June 6, 2022, 2:21 PMUpdated: June 6, 2022, 3:55 PM

States can take money Medicaid beneficiaries win in personal injury litigation for future medical expenses to recoup payments the program made for their prior care, the U.S. Supreme Court ruled Monday.

In a 7-2 decision, the court’s majority said the Medicaid Act permits a state to seek reimbursement from settlement amounts that are allocated for future medical expenses. In delivering the court’s ruling, Justice Clarence Thomas said the plain text of the statute decided this case.

Two provisions “distinguish only between medical and nonmedical care, not between past (paid) medical care payments and future (unpaid) medical care payments,” he said.

The dispute centered on Gianinna Gallardo, who has been in a vegetative state since 2008 when she was hit by a truck getting off the school bus. Gallardo’s parents sued the truck’s owner, its driver, and the school board for past and future medical expenses, lost earnings, and other damages. The case settled for $800,000.
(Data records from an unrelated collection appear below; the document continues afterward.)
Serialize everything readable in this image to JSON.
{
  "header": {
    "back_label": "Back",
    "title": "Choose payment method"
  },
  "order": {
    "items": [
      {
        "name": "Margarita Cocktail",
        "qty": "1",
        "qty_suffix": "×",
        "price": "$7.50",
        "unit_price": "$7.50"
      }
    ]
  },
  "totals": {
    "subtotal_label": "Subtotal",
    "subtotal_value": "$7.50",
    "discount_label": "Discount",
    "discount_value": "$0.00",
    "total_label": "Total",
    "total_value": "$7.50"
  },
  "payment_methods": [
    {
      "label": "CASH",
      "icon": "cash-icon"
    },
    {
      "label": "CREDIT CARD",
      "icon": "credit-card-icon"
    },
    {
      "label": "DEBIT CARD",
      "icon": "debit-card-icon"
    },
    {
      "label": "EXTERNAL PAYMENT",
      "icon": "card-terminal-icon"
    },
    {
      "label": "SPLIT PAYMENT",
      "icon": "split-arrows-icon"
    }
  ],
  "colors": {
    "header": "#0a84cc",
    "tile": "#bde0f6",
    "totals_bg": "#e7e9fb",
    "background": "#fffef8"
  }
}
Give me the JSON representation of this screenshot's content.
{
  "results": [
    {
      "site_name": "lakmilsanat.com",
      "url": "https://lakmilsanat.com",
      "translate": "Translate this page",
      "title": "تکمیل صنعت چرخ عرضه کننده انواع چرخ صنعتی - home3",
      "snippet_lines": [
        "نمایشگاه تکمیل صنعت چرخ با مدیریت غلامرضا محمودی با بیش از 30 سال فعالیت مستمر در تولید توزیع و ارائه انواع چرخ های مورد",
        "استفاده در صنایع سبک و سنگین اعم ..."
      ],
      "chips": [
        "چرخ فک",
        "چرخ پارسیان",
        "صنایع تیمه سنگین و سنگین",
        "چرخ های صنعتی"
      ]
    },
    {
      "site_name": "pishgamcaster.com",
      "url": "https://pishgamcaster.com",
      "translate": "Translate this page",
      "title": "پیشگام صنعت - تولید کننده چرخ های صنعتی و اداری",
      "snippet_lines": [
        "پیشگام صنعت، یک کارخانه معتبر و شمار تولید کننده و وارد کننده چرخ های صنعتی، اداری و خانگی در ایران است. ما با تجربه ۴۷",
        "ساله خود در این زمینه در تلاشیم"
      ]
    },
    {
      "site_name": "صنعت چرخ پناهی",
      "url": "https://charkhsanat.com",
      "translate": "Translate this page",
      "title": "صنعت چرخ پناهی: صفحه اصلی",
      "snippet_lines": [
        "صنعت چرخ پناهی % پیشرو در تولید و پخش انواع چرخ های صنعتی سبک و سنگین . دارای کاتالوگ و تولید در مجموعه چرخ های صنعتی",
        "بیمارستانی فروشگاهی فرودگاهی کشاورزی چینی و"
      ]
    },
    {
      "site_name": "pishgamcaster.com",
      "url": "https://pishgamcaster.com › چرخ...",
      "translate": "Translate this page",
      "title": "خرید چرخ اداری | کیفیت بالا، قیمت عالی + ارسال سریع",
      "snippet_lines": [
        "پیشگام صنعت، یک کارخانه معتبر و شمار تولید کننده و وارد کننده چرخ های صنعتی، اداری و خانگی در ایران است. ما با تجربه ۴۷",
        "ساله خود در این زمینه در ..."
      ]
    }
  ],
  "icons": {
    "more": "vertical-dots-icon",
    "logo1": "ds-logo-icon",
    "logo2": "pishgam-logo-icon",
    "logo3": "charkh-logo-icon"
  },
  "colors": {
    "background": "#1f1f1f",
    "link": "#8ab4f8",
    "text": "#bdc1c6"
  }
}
The Florida Agency for Healthcare Administration placed a lien on the money, claiming it was entitled to $300,000 from the portion of the settlement provided for Gallardo’s past and future medical expenses since it paid over $862,000 for her prior medical care.

States are required under the Medicaid Act to seek reimbursement from third parties that are liable for a Medicaid recipient’s care, and the money can be taken from the parts of a settlement attributable to both past and future medical expenses, the agency argued. The Florida Attorney General’s Office, which argued the case on behalf of the state health agency did not immediately respond to a request for comment.

Gallardo’s parents countered that the state can only tap into the money allocated for past expenses. In a statement to Bloomberg Law, Gallardo’s attorney said he and his clients respect the court’s decision though they are disappointed and agree with the dissent’s interpretation of the statutes.

“The decision, we believe, will harm Medicaid beneficiaries,” said Bryan Gowdy, an appellate lawyer at Creed & Gowdy PA. “We hope that Congress will consider amending the statutes.”

Disruptions Ahead

In a dissenting opinion, which Justice Stephen Breyer joined, Justice Sonia Sotomayor said the court’s holding in this case is inconsistent with the structure of the Medicaid program and warned it will cause needless unfairness and disruption.

“It holds States may reimburse themselves for medical care furnished on behalf of a beneficiary not only from the portions of the beneficiary’s settlement representing compensation for Medicaid-furnished care, but also from settlement funds that compensate the Medicaid beneficiary for future medical care for which Medicaid has not paid and might never pay,” she said.

This, Sotomayor explained, alters the balance Congress struck between preserving Medicaid’s status as payer of last resort and protecting Medicaid beneficiaries’ property and might frustrate both goals.

Medicaid beneficiaries’ incentive to bring personal injury lawsuits like this in the first place reduces as state’s rights to recover damages expand, which could cause states to recover fewer overall expenses, she reasoned.

The case is Gallardo v. Marstiller, U.S., No. 20-1263.

(Updates with reaction from plaintiff's attorney in seventh and eighth paragraphs.)

To contact the reporter on this story: Lydia Wheeler in Washington at lwheeler@bloomberglaw.com

To contact the editors responsible for this story: Brent Bierman at bbierman@bloomberglaw.com; Alexis Kramer at akramer@bloomberglaw.com